[Update: 23/06/2015]


At last, on visit number 4, we have a new cooker! And an installed one, not one sitting in the hallway.

Pizza time!

Then off to pick up that refund.

My First App Store Refund Request

I've never felt the need to request a refund for an App Store app, until today. 

I picked up Hitman Sniper at the weekend. Awesome game. In almost every respect, worth the money.

Univeral app, so works on the iPhone and iPad. Even better. 

Went to set up the cloud sync and was presented with this:

 No, no, no

No, no, no

Umm, hang on. It's asking me to connect to my Facebook account in order to enable it. That's a problem on multiple levels. 

For one, I paid for this app. I don't then expect to have to "do" anything else to "unlock" what should be core functionality.

Secondly, and rather more importanly, I don't have a Facebook account. So that's me screwed then, as far as wanting to sync my progress across devices with this app I just paid for.

That last bit is kinda important. If this was free, I'd probably still be miffed but, hey, free is free. This isn't free. It's not even cheap.

So I've requested my first refund.

This is shoddy behaviour from the app developers. At the very least, they should state "Functionality wihtheld until you connect to your Facebook account even though you're paying for the app, so if you haven't got a Facebook account, you probably don't want to buy this", but I guess that may impact sales.
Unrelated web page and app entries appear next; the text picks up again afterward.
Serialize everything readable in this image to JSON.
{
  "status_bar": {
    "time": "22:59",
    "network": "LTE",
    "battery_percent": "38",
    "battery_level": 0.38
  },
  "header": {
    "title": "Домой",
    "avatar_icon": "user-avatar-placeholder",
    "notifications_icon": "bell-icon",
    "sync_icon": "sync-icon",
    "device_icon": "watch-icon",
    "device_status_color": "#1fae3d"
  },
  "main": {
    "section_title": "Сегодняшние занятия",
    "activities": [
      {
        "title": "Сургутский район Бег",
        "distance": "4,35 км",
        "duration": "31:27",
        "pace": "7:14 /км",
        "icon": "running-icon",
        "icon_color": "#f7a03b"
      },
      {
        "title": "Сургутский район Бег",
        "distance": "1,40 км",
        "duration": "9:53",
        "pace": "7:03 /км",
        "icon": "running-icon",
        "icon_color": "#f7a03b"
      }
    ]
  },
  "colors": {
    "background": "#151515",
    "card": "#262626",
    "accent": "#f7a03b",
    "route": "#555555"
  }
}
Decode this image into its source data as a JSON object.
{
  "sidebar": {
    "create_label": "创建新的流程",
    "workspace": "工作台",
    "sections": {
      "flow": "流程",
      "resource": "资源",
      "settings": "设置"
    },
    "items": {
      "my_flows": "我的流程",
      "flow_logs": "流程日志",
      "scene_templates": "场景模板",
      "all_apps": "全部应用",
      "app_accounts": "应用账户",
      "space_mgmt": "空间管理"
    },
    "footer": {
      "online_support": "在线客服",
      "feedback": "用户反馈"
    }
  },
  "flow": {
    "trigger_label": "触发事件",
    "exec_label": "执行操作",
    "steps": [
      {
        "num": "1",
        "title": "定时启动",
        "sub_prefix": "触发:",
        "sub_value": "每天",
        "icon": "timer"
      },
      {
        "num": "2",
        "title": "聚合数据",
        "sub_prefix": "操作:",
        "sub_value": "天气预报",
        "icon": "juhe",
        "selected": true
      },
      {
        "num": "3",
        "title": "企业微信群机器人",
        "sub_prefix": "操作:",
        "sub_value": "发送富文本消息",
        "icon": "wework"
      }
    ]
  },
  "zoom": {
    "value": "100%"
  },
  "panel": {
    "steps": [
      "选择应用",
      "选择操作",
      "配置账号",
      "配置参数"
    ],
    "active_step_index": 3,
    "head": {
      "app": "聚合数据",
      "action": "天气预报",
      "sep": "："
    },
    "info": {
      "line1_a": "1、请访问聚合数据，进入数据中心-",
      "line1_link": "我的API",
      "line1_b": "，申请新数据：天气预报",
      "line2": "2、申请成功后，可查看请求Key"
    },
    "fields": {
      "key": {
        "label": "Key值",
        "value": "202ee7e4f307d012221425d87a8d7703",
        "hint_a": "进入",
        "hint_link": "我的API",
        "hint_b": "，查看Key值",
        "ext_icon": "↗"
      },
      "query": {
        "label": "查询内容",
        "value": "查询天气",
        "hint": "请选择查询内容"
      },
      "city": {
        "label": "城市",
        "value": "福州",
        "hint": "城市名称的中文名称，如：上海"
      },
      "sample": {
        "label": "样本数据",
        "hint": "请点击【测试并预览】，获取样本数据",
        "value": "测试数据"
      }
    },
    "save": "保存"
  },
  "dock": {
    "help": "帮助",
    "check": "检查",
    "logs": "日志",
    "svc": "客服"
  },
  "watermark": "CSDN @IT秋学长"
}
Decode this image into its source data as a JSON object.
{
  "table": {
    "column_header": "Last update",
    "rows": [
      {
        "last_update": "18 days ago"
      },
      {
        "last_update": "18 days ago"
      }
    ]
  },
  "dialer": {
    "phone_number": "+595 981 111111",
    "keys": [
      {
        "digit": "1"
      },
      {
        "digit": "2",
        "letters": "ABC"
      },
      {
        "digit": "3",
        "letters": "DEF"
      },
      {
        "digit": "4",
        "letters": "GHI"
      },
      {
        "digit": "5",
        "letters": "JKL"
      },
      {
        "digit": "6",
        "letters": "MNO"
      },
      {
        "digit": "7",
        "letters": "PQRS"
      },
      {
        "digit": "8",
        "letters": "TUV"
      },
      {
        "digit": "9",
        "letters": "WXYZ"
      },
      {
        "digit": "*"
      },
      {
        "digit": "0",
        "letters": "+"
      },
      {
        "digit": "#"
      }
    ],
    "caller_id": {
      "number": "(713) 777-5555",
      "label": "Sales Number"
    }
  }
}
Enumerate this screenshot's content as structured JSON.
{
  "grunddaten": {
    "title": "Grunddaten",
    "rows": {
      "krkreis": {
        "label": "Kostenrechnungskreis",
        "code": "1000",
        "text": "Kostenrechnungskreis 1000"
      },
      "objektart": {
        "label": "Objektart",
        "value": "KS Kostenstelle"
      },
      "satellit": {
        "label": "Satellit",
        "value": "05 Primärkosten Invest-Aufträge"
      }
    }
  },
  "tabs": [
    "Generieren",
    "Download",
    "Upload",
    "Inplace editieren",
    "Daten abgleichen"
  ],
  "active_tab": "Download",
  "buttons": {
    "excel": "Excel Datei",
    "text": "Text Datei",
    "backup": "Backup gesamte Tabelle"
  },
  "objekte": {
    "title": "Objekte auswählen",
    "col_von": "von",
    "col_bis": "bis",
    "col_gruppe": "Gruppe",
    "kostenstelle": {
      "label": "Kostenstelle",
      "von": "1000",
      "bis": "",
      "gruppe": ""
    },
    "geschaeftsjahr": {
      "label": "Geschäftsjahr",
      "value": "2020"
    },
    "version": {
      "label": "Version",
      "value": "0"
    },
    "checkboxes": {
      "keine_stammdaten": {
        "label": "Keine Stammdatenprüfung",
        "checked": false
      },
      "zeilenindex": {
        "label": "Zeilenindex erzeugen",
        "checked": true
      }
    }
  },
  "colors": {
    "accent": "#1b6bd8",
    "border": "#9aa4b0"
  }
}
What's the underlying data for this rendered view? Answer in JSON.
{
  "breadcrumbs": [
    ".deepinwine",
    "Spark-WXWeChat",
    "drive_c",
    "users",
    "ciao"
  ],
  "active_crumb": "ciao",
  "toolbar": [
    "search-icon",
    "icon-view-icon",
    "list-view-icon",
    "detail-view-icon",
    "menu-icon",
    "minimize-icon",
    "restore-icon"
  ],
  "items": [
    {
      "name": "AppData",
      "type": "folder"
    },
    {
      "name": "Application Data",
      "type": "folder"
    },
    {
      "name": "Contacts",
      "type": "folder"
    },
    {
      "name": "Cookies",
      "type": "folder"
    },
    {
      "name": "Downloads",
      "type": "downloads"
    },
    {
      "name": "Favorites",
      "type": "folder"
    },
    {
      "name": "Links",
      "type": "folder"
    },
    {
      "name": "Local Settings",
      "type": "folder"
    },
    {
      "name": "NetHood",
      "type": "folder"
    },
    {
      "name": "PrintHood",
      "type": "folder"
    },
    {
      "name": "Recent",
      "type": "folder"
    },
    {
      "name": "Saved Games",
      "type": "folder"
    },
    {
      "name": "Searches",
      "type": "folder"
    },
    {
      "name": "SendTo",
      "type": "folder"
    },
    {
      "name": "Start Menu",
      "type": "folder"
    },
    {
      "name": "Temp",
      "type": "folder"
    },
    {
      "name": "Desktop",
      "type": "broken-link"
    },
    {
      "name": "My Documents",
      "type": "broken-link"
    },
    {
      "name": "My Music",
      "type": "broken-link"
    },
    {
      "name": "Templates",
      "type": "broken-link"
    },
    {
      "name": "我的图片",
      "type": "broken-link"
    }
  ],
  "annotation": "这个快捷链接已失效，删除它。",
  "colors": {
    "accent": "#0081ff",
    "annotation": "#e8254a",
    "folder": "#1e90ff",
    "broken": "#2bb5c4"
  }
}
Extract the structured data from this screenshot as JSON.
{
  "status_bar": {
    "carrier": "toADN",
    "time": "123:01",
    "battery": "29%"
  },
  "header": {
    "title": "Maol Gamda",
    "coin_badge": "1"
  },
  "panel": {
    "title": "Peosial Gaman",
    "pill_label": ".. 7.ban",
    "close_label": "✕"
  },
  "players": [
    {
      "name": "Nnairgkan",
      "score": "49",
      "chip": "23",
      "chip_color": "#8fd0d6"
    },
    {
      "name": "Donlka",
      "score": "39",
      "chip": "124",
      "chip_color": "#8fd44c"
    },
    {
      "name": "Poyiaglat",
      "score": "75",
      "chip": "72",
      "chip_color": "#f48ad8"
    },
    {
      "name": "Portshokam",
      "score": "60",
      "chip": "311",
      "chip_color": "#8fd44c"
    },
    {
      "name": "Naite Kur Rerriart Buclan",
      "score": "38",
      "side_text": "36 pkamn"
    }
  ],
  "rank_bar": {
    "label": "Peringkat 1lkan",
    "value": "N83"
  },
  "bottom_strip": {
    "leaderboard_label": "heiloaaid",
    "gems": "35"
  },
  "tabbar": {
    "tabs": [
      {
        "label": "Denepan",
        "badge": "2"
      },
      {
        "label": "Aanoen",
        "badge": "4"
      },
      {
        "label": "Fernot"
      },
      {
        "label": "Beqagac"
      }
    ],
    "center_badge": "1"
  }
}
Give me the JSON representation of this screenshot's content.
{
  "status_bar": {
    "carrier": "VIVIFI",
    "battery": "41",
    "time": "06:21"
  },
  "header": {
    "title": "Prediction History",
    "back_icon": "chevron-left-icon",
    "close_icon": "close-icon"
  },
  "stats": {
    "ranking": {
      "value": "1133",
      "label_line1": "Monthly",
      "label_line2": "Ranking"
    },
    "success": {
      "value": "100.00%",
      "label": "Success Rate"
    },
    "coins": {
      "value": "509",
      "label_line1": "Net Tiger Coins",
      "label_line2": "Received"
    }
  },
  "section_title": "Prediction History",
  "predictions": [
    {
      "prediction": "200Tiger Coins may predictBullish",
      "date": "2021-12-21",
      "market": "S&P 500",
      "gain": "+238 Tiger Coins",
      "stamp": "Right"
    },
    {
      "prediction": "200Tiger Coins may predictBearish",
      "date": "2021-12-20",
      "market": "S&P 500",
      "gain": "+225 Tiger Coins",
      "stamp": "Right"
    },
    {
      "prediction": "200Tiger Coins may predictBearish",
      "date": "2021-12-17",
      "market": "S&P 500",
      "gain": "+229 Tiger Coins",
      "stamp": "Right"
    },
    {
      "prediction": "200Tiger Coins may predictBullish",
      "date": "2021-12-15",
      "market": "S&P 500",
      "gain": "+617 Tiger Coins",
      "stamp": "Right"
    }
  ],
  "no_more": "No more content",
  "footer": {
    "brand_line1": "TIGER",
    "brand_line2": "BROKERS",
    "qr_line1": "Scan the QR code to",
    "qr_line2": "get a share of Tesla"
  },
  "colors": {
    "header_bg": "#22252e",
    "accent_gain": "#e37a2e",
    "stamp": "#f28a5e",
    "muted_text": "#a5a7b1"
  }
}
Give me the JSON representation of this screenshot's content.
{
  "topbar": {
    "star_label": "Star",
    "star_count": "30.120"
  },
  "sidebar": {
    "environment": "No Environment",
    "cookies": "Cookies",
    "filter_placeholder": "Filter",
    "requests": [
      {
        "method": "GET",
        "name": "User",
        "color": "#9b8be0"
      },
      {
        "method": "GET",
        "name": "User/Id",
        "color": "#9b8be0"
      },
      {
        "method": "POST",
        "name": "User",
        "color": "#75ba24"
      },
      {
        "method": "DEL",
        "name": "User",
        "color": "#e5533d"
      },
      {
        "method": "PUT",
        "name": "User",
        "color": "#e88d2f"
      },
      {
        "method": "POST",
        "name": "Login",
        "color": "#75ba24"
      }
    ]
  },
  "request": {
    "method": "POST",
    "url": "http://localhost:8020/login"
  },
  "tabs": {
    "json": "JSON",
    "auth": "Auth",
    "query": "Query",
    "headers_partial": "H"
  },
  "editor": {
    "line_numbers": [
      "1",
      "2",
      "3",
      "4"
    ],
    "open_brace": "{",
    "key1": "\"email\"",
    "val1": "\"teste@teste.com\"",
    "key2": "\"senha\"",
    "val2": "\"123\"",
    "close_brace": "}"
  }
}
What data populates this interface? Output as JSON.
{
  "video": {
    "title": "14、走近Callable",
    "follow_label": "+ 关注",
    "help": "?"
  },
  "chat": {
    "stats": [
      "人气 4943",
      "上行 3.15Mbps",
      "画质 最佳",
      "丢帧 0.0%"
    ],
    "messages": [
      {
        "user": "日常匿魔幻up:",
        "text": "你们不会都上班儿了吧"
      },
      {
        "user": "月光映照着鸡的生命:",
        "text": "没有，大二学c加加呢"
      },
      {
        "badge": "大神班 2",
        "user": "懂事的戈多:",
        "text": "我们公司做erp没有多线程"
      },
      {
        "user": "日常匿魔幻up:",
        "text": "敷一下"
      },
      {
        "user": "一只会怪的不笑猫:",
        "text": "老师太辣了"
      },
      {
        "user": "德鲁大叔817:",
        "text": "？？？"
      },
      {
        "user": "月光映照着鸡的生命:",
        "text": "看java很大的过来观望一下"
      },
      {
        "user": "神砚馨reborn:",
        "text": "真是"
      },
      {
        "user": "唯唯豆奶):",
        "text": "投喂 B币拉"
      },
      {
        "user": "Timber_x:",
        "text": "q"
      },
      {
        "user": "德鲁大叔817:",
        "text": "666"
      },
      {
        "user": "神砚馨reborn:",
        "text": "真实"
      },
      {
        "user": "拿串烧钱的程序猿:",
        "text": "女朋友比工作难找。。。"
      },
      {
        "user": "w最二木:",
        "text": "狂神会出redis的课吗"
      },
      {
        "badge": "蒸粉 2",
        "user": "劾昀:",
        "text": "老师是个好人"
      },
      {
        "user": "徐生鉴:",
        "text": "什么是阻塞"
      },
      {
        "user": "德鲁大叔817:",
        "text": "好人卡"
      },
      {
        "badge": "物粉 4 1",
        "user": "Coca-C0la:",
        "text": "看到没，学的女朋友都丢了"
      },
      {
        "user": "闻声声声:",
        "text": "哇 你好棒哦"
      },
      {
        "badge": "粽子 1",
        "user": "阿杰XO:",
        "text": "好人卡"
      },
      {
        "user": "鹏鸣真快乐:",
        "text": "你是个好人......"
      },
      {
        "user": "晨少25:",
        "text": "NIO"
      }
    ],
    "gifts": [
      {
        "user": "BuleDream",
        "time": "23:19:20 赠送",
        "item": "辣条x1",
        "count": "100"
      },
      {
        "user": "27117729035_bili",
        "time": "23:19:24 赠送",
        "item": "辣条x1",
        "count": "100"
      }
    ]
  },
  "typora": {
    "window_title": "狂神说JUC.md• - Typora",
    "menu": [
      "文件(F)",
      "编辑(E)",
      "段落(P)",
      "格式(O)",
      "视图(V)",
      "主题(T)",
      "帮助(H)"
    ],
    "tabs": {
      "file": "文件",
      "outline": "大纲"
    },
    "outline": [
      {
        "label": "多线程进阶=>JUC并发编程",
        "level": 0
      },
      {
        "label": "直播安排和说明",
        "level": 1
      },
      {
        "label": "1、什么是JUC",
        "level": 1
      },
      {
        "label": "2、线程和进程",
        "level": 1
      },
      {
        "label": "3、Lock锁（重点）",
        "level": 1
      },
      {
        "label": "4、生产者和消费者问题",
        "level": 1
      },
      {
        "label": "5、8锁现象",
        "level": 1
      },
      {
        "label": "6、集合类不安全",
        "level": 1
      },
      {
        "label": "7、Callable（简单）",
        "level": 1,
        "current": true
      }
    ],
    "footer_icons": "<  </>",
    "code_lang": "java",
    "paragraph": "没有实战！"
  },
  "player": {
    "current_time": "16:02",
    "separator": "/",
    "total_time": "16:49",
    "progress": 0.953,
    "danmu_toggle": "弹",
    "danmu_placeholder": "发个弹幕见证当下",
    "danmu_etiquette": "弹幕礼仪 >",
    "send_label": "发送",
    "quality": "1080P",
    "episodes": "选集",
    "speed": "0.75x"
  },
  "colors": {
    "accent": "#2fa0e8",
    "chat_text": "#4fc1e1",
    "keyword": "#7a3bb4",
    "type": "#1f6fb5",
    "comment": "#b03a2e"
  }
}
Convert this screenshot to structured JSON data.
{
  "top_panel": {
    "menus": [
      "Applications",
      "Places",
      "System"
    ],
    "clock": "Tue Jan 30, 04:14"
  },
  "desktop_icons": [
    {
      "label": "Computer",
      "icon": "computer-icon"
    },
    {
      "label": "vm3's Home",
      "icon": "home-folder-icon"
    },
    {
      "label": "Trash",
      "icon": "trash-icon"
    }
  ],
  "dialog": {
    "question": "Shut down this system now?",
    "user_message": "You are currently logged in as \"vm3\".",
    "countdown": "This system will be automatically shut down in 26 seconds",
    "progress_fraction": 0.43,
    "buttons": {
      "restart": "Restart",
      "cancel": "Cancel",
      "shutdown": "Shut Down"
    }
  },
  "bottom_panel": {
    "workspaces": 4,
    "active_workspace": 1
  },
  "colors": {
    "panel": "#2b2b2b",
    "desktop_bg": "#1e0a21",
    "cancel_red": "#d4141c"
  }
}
Bad devs, very bad indeed. 

The iPad and astronomy

I've recently rediscovered my love of astronomy.

Currently, I'm using a pair of my Dad's old 10x50 binoculars. I've got a small (100mm reflector) telescope on the way. I need something small to take on my constant travels.

The iPad is a near perfect observational tool. I've got a ton of astronomy apps, but my favourite by far is SkySafari Pro. It's not cheap, but I managed to get it at a low price in one of their sales, so keep an eye out.

I use the app to identify what I'm looking at and to drill down and find more info out in the field. I mainly use the 'static' display, preferring to manually search around, as I find this gives me a greater understanding of what I'm looking at. But it does also have an excellent augmented reality function - just point your iPad up into the sky and it'll show you what you're pointed at.

When I'm done observing for the night, I like to keep a record of what I've seen.

First step is to take a screen grab from SkySafari Pro of the area(s) I've been looking at. I then load those into Pixelmator on the iPad and use one of the shape tools to draw around what I've been observing.

I then send that to Day One, where it can automatically add the date and location of the observation. I'll also tag it as "astronomy" so I can easily find my observing logs at a later date.

I end up with something like this...

 My observing log in Day One

My observing log in Day One

This is a wonderful example of new tech really being useful. The iPad is being genuinely useful to me here - it educates me, and also allows me to keep a permanent record of my discoveries and findings.

Great stuff.